Task brief = Down to the last line, output the records below exactly.
—————
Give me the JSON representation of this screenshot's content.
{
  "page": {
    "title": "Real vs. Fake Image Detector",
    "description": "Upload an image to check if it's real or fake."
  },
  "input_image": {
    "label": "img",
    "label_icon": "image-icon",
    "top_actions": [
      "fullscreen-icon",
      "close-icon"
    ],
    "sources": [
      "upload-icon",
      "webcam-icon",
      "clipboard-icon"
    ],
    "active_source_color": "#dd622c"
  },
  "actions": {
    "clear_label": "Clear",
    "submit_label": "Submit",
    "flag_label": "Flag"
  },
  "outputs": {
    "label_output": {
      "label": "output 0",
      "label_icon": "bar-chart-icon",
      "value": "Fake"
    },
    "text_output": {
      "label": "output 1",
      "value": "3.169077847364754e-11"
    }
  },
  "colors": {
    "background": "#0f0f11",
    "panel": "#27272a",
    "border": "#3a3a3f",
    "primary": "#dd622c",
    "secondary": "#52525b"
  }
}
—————
Response to the task =
Give me the JSON representation of this screenshot's content.
{
  "page": {
    "title": "Real vs. Fake Image Detector",
    "description": "Upload an image to check if it's real or fake."
  },
  "input_image": {
    "label": "img",
    "label_icon": "image-icon",
    "top_actions": [
      "fullscreen-icon",
      "close-icon"
    ],
    "sources": [
      "upload-icon",
      "webcam-icon",
      "clipboard-icon"
    ],
    "active_source_color": "#dd622c"
  },
  "actions": {
    "clear_label": "Clear",
    "submit_label": "Submit",
    "flag_label": "Flag"
  },
  "outputs": {
    "label_output": {
      "label": "output 0",
      "label_icon": "bar-chart-icon",
      "value": "Fake"
    },
    "text_output": {
      "label": "output 1",
      "value": "3.169077847364754e-11"
    }
  },
  "colors": {
    "background": "#0f0f11",
    "panel": "#27272a",
    "border": "#3a3a3f",
    "primary": "#dd622c",
    "secondary": "#52525b"
  }
}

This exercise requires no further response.